Who needs an endoscopy?
An endoscopy is a test to look inside the gastrointestinal tract. Potentially, anybody who has symptoms of a problem inside the stomach or the live bowel or the small bowel may need an endoscopy. It is the best test to use for diagnosing a number of different symptoms. These can range from difficulty in swallowing, pain in the chest or the stomach, problems with bleeding, such as anaemia or actually vomiting or passing blood, weight loss or a change in bowel habit, such as diarrhoea. Any of these may require an investigation of either the upper GI tract, which would be an endoscopy or gastroscopy or the lower GI tract which would normally be a colonoscopy or a flexible sigmoidoscopy. As well as for diagnosing people with symptoms, endoscopy can also be used to provide treatments.
We may want to take biopsies to make a diagnosis of a particular disease or we can remove polyps or other problems within the GI tract.
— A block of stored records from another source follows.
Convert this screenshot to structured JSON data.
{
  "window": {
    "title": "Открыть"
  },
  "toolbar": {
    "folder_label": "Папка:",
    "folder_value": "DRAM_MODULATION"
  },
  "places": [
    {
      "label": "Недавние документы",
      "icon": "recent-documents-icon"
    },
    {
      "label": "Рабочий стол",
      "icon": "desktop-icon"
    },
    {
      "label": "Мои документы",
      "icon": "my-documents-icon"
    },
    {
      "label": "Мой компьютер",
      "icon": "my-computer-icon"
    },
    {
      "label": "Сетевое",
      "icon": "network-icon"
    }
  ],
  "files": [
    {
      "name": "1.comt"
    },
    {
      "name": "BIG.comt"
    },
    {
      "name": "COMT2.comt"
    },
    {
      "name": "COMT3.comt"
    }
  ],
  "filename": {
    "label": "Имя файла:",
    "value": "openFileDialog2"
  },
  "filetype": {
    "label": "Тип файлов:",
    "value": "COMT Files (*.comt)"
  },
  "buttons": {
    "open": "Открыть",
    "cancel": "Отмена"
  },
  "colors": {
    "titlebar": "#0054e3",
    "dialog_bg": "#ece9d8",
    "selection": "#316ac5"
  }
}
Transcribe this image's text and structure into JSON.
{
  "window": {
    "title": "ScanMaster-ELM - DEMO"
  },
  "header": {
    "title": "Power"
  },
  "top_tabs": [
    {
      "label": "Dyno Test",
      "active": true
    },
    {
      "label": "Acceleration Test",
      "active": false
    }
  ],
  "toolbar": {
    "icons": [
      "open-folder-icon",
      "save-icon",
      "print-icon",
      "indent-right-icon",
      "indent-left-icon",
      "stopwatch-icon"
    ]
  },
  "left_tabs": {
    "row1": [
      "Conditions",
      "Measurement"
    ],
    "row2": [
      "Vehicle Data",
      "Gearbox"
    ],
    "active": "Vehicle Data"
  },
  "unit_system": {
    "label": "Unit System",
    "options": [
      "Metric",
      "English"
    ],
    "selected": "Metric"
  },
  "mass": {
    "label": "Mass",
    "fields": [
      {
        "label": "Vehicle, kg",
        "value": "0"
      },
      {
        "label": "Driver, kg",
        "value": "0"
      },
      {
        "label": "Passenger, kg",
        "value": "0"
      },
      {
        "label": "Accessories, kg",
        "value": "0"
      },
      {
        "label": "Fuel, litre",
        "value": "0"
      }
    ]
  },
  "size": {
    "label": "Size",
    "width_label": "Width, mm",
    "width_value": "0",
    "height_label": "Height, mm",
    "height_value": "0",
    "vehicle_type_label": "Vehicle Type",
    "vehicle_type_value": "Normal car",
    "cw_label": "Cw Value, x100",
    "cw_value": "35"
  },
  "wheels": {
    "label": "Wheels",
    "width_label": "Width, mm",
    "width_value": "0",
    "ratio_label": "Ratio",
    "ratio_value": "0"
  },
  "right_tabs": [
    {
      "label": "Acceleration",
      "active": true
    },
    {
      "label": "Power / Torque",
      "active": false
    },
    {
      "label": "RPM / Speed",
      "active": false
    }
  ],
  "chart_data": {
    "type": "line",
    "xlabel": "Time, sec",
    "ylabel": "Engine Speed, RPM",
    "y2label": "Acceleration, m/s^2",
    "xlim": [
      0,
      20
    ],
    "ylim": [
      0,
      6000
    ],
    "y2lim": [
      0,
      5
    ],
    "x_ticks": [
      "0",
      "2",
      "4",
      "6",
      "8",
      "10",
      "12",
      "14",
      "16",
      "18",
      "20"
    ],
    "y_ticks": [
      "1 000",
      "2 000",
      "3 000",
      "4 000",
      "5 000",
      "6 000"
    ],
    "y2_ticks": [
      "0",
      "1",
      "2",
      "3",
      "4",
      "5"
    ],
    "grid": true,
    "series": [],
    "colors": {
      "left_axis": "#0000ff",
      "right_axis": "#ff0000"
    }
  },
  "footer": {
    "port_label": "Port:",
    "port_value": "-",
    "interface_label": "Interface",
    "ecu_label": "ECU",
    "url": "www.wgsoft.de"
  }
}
This is often done after the first endoscopy but may also be done in the initial procedure.
Who carries out an endoscopy?
Endoscopy can be carried out by anybody who’s been properly trained to perform these procedures. Usually, in most cases, this will be a doctor and they will be trained by a gastroenterologist or a gastroenterological surgeon. Sometimes these are done by nurses, particularly in the National Health Service.
Most people who do these procedures will have been accredited by the joint advisory group for endoscopy, which is an overarching body which accredits people to perform gastrointestinal endoscopy. Some people may also be accredited for bowel cancer screening which requires an additional test and checking of their expertise.
What does an endoscopy involve?
There will be some preparation for any endoscopy. It depends whether the endoscopy is going to be into the stomach or around the large bowel and through the bottom. There may be a requirement to stop some medicines, particularly things like anticoagulation some days beforehand. There will be a period of fasting particularly for a gastroscopy which is important because the stomach needs to be empty of fluid to allow the endoscopist to see things properly.
In addition, for small valve or colonic procedures such as a colonoscopy or a sigmoidoscopy, there is the need to take a laxative. This is to clear the bowel of any debris and stool to again make sure the endoscopist can see things properly.
Most people consider that that is actually the most difficult part of the test and the endoscopy itself may be easier than the bowel preparation.
If you are due to have an endoscopy or would like to find out more, make an appointment with a specialist.